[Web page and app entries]
※ ※ ※

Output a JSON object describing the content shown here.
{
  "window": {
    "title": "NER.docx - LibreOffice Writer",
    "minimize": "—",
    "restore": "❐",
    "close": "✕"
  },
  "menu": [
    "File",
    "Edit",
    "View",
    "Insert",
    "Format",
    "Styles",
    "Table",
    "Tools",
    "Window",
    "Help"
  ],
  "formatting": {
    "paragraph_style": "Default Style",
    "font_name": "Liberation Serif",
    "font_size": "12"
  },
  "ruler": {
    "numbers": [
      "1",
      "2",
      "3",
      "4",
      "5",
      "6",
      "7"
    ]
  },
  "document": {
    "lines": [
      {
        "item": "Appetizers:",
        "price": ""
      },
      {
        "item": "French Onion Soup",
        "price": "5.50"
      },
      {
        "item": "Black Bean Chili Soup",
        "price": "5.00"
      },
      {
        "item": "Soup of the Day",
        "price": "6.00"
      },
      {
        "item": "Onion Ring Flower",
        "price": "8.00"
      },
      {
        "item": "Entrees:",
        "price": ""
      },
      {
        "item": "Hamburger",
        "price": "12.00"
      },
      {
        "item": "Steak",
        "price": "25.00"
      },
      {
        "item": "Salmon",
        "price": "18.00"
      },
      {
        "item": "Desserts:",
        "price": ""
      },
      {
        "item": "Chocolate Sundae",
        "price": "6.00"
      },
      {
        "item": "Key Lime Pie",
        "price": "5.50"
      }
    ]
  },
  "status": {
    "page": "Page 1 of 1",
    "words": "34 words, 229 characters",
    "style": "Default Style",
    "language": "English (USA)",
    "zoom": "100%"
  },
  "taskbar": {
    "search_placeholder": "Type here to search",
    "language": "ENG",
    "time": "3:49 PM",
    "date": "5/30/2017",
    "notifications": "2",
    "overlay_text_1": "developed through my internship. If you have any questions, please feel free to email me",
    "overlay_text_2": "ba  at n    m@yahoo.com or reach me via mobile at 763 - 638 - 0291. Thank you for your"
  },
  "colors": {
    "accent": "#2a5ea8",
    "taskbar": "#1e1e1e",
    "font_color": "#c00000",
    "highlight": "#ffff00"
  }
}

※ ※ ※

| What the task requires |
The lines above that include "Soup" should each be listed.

| Answer section |
        "item": "French Onion Soup",
        "item": "Black Bean Chili Soup",
        "item": "Soup of the Day",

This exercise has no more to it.